Task to carry out: Whenever a line in the records below holds the string "handle", copy it out.

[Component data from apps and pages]
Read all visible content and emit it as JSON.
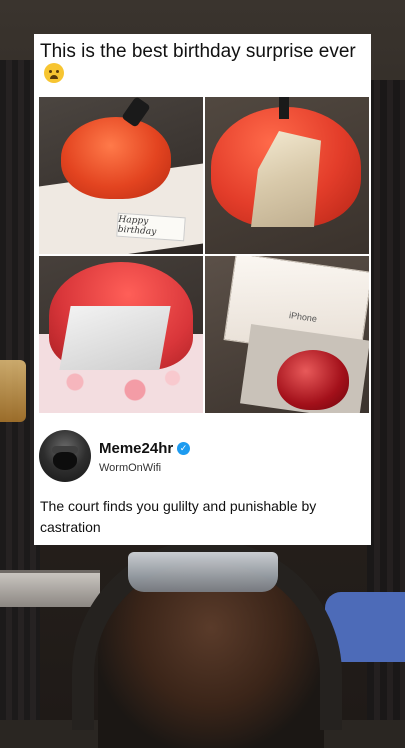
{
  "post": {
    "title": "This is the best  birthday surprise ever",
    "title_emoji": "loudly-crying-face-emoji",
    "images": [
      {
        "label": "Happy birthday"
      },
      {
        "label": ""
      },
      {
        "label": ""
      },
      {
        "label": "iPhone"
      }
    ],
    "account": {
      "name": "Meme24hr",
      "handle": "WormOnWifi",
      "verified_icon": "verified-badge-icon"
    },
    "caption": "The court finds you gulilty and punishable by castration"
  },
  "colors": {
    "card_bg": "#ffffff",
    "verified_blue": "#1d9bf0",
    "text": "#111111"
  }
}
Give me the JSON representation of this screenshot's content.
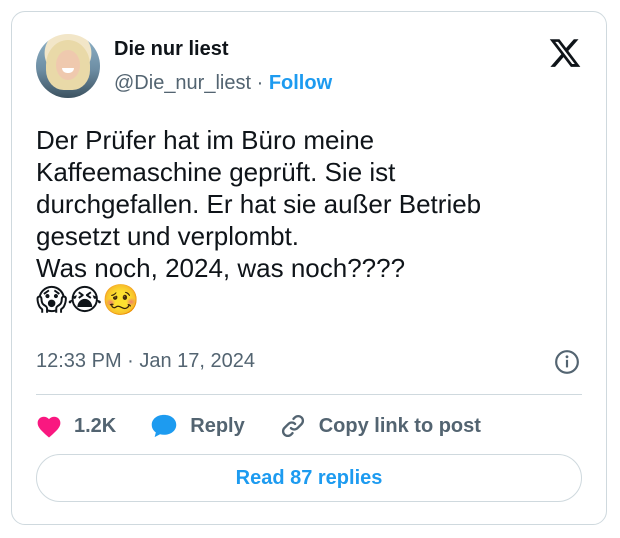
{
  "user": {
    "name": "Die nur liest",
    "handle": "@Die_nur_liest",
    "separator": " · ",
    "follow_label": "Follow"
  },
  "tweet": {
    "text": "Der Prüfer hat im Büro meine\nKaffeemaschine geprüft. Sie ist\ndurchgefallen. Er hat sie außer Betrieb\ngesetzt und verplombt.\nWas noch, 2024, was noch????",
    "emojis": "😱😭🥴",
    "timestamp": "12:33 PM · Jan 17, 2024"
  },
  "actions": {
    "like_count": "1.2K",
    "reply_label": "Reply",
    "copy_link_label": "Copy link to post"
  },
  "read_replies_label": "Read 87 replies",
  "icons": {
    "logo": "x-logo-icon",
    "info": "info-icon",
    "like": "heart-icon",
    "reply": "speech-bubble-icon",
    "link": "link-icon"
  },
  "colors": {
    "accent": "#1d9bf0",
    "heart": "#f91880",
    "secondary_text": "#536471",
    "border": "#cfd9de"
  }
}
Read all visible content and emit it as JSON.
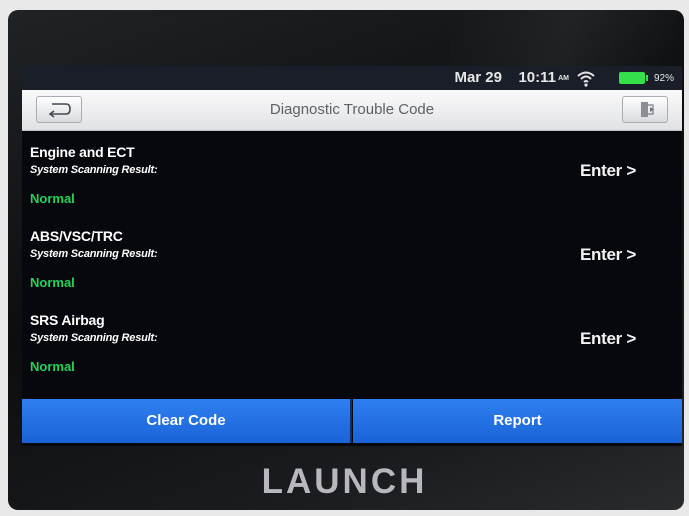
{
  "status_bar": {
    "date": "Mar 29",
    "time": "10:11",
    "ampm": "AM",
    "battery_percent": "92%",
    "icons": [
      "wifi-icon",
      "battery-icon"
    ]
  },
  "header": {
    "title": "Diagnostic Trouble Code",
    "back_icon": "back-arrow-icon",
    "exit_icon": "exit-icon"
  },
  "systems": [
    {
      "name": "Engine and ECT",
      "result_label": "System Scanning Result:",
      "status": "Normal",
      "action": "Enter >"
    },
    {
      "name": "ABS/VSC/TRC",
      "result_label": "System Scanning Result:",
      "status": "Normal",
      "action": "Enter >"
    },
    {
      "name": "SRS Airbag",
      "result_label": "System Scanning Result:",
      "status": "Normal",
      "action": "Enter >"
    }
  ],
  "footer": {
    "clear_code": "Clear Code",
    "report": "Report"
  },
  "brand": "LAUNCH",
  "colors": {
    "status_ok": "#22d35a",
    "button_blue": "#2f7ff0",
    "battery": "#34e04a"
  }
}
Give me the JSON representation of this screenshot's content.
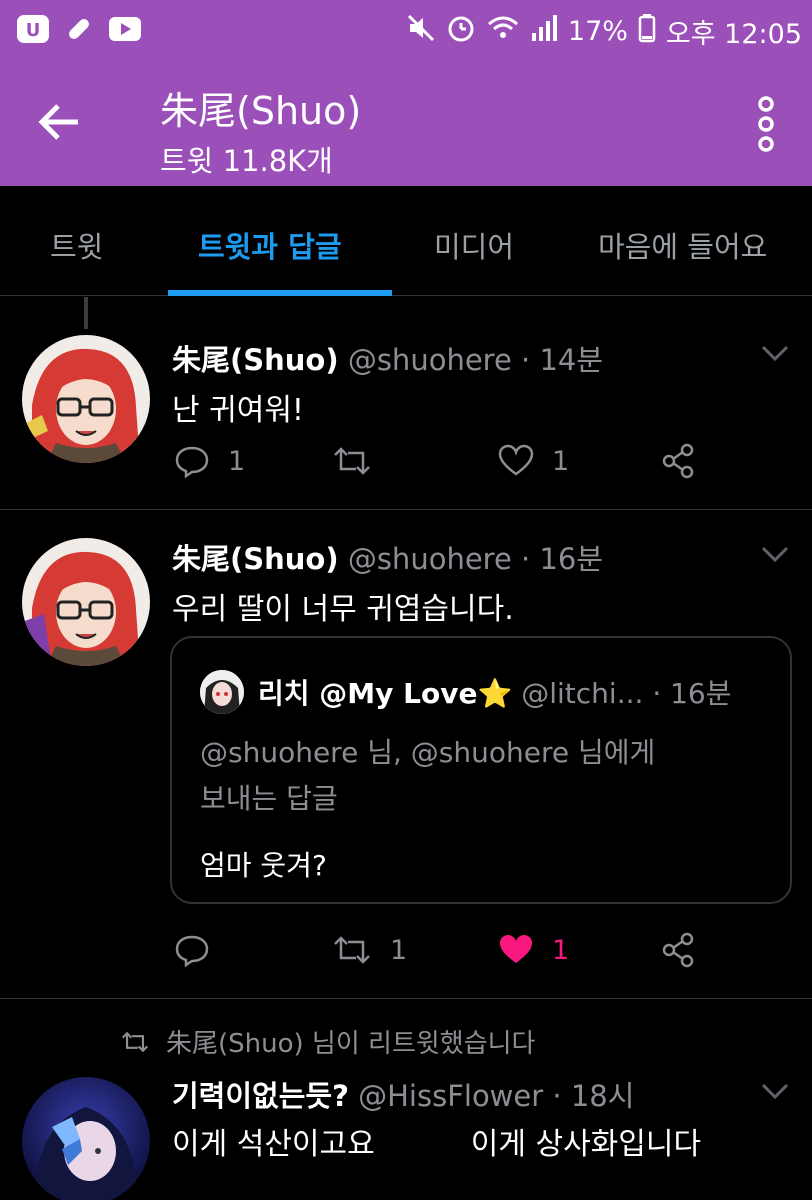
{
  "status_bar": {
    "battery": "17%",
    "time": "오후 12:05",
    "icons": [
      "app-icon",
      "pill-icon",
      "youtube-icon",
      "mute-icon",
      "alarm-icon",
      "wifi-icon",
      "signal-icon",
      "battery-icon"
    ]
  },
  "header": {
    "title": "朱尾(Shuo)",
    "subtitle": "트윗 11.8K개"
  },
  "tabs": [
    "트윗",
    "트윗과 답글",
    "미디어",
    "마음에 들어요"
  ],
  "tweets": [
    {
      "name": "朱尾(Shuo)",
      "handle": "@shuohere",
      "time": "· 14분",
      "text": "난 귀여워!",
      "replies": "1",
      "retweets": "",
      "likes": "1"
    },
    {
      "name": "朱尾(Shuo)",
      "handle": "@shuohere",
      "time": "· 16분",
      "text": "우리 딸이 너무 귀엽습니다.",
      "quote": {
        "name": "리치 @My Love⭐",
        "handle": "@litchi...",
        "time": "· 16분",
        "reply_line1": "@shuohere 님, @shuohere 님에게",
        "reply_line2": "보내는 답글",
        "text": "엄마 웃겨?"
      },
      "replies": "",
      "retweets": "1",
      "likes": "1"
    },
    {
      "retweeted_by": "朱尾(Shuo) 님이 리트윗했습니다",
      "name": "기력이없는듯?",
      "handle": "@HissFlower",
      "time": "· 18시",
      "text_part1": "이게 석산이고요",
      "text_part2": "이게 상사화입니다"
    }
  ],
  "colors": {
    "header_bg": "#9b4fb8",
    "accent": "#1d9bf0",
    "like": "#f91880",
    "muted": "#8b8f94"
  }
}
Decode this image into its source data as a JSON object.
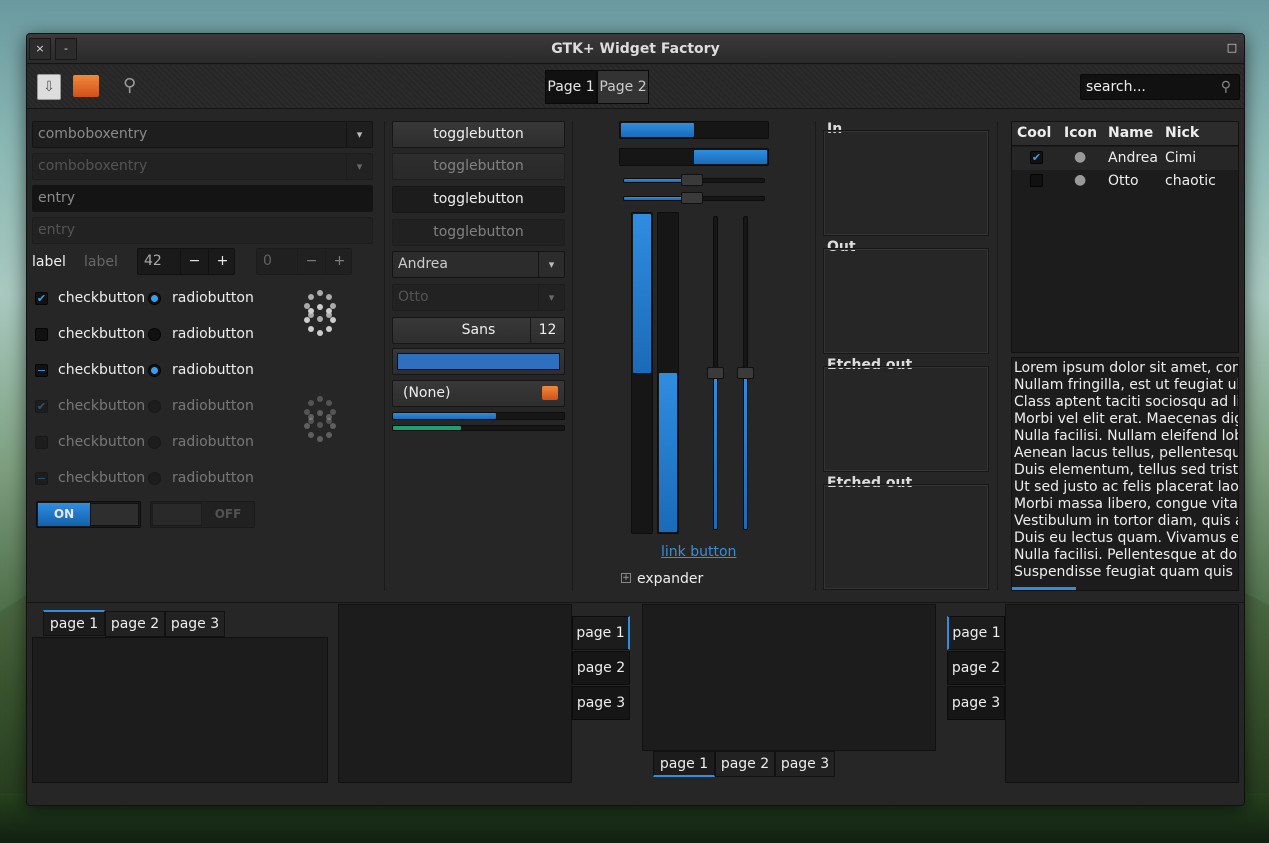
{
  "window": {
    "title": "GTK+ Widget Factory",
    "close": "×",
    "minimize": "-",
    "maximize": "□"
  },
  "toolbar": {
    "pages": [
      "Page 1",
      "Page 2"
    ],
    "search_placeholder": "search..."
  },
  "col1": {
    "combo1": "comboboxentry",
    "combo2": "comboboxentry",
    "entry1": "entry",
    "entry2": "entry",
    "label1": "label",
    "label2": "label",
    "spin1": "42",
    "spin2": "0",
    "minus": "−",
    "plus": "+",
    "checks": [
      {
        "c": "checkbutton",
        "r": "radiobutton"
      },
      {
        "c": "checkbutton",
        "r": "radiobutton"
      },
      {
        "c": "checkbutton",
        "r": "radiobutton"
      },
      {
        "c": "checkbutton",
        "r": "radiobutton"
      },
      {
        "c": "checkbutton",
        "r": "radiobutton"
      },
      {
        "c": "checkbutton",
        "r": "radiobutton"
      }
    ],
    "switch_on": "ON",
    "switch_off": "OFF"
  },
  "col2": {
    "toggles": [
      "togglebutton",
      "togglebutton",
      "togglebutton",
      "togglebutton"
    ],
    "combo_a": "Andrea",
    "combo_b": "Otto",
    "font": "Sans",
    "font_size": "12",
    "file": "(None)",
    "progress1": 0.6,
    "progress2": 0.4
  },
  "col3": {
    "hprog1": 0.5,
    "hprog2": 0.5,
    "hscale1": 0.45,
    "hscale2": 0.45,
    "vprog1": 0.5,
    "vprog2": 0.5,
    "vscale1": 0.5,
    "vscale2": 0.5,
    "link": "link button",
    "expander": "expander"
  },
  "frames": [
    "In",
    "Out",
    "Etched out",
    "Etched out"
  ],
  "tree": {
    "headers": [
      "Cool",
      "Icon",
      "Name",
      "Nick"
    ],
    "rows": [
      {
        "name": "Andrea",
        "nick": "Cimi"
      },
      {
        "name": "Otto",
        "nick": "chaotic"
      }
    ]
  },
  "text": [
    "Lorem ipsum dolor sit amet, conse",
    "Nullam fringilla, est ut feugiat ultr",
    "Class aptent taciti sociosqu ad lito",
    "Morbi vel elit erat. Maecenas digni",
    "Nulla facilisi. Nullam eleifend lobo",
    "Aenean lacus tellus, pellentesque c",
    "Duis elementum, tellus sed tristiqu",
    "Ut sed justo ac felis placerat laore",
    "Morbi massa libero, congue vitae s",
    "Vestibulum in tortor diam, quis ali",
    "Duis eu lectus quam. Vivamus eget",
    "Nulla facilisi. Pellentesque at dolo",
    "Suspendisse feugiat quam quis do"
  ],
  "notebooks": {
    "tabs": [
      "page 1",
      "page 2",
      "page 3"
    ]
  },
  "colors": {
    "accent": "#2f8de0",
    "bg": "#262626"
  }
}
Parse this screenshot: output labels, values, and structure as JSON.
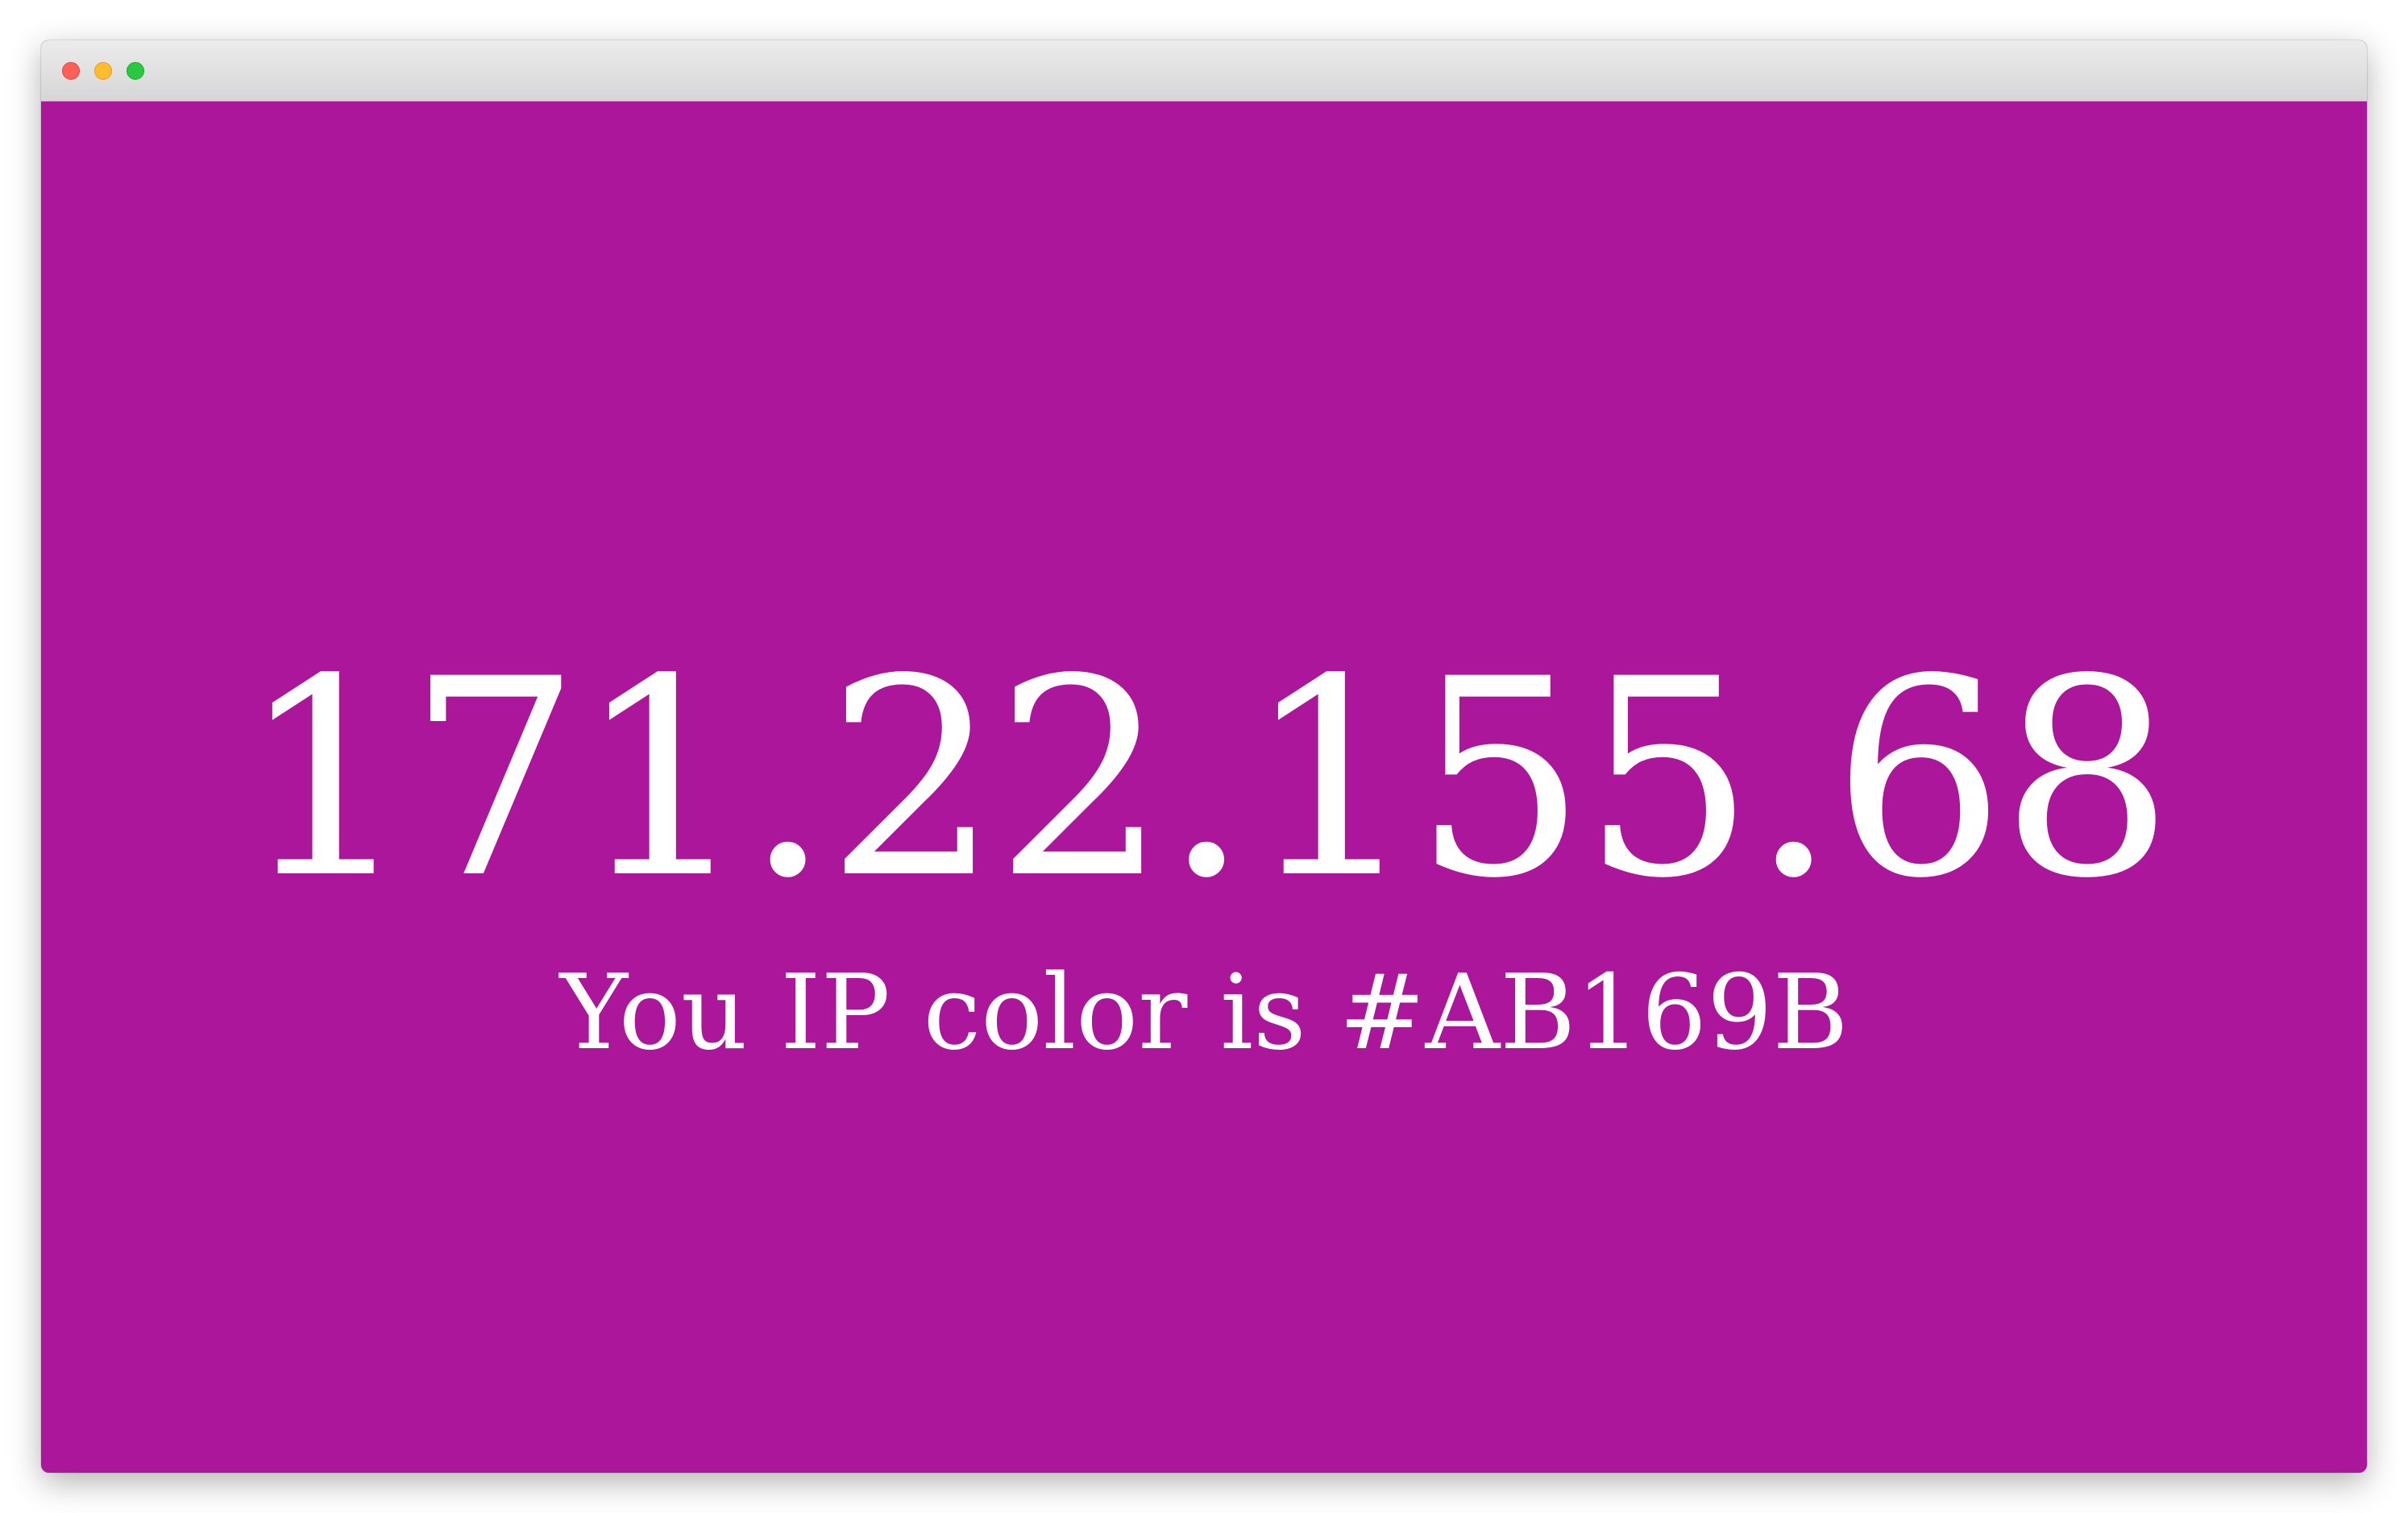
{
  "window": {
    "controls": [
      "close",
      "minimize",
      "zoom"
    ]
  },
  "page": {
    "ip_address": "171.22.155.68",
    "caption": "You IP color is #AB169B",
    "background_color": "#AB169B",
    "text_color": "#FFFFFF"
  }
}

Task result:
      "handle": "WormOnWifi",
    "handle": "@Die_nur_liest",
      "handle": "@shuohere",
      "handle": "@shuohere",
        "handle": "@litchi...",
      "handle": "@HissFlower",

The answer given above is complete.